Best Of Best Poster Oral Clinical Oncology Society of Australia Annual Scientific Meeting 2017

Overall survival (OS) in METEOR, a randomised phase 3 trial of cabozantinib versus everolimus in patients with advanced renal cell carcinoma (RCC) (#137)

Paul Mainwaring 1 , Thomas Powles 2 , Bernard J Escudier 3 , Nizar M Tannir 4 , Brian I Rini 5 , Hans J Hammers 6 , Frede Donskov 7 , Bruce J Roth 8 , Katriina Peltola 9 , Jae-Lyun Lee 10 , Daniel Yick Chin Heng 11 , Manuela Schmidinger 12 , Dana T Aftab 13 , Colin Hessel 13 , Christian Scheffold 13 , Gisela Schwab 13 , Sumanta K Pal 14 , Thomas E Hutson 15 , Robert J Motzer 16 , Toni K Choueiri 17
  1. ICON Cancer Care, Mater Medical Centre, South Brisbane, Australia
  2. Barts Cancer Institute, Queen Mary University of London, London, United Kingdom
  3. Institut Gustave-Roussy, Villejuif, France
  4. The University of Texas MD Anderson Cancer Center, Houston , TX
  5. Cleveland Clinic Taussig Cancer Institute, Cleveland, OH
  6. The Sidney Kimmel Comprehensive Cancer Center at Johns Hopkins, Baltimore, MD
  7. Aarhus University Hospital, Aarhus, Denmark
  8. Washington University School of Medicine, St. Louis, MO
  9. Comprehensive Cancer Center, Helsinki University Hospital, Helsinki, Finland
  10. Department of Oncology, Asan Medical Center, University of Ulsan College of Medicine, Seoul, South Korea
  11. Tom Baker Cancer Center, University of Calgary, Calgary, AB, Canada
  12. Medical University of Vienna, Vienna, Austria
  13. Exelixis, Inc., South San Francisco, CA
  14. City of Hope, Duarte, CA
  15. Texas Oncology, Dallas, TX
  16. Memorial Sloan Kettering Cancer Center, New York, NY
  17. Dana-Farber/Brigham and Women's Cancer Center, Boston, MA


In the METEOR trial (NCT01865747), cabozantinib showed a statistically significant improvement in progression-free survival (PFS) compared with everolimus in patients with previously treated RCC (median 7.4 vs 3.8 months; HR=0.58, 95% CI 0.45–0.75; P<0.001) and improved the objective response rate. Here we present the final OS results from a second interim analysis.


Patients with measurable clear cell RCC, KPS ≥70, and ≥1 prior VEGFR TKI were randomised 1:1 to cabozantinib (60 mg qd) or everolimus (10 mg qd) stratified by MSKCC risk group and number of prior VEGFR TKIs (1 or ≥2). The study was designed to detect a HR for OS of 0.75 (80% power, 2-sided α=0.04).
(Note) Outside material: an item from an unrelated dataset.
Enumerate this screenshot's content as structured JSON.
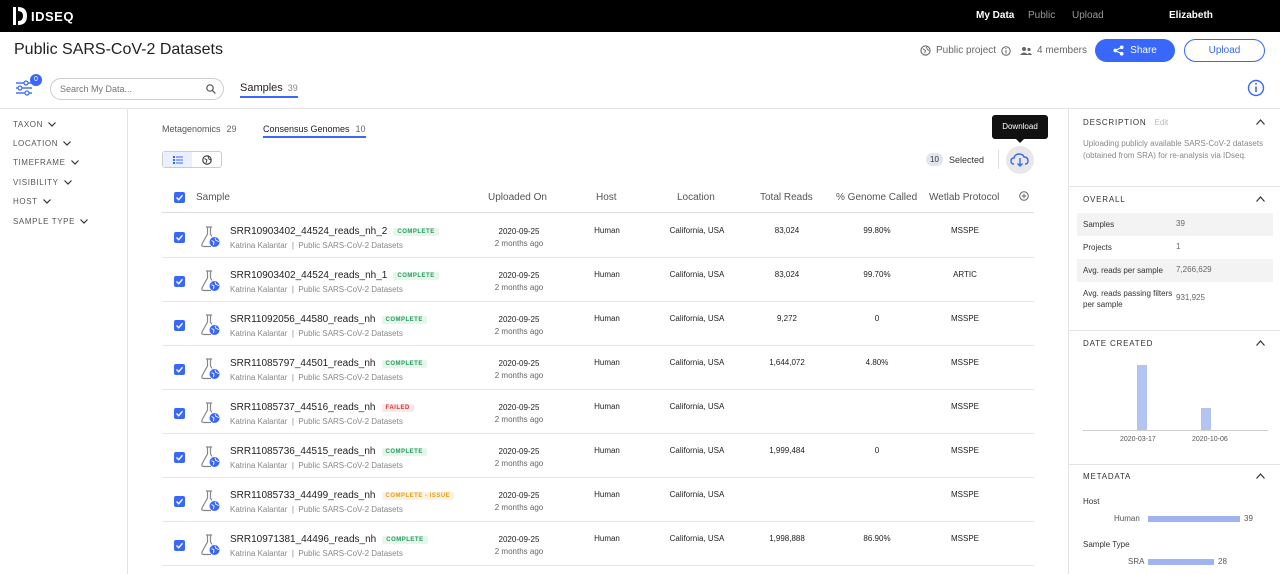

From Aug 2013–Nov 2014, 658 pts were randomised. As of 31 Dec 2015, with a minimum follow-up of 13 months, 320 deaths were recorded (140 for cabozantinib and 180 for everolimus). 74 (22%) patients remained on therapy in the cabozantinib arm vs 25 (8%) patients in the everolimus arm. The secondary endpoint of improved OS for cabozantinib-treated patients was met. Median OS was 21.4 months for cabozantinib vs 16.5 months for everolimus, with a 33% reduction in the rate of death (HR 0.67, 95% CI 0.53 to 0.83, P=0.0003). Landmark estimates of survival at 18 months were 58% in the cabozantinib arm vs 47% of the everolimus arm. OS benefit with cabozantinib was observed across all prespecified subgroups including MSKCC risk group, number/type of prior VEGFR TKIs, prior anti-PD-1/PD-L1 treatment, location/extent of tumor metastases, and tumor MET expression level. Serious adverse events (SAEs) were consistent with the safety profile previously reported.


Cabozantinib is the only agent to demonstrate a significant benefit in OS, PFS, and ORR in a Phase 3 trial in this patient population. Cabozantinib is an important new treatment option for these patients.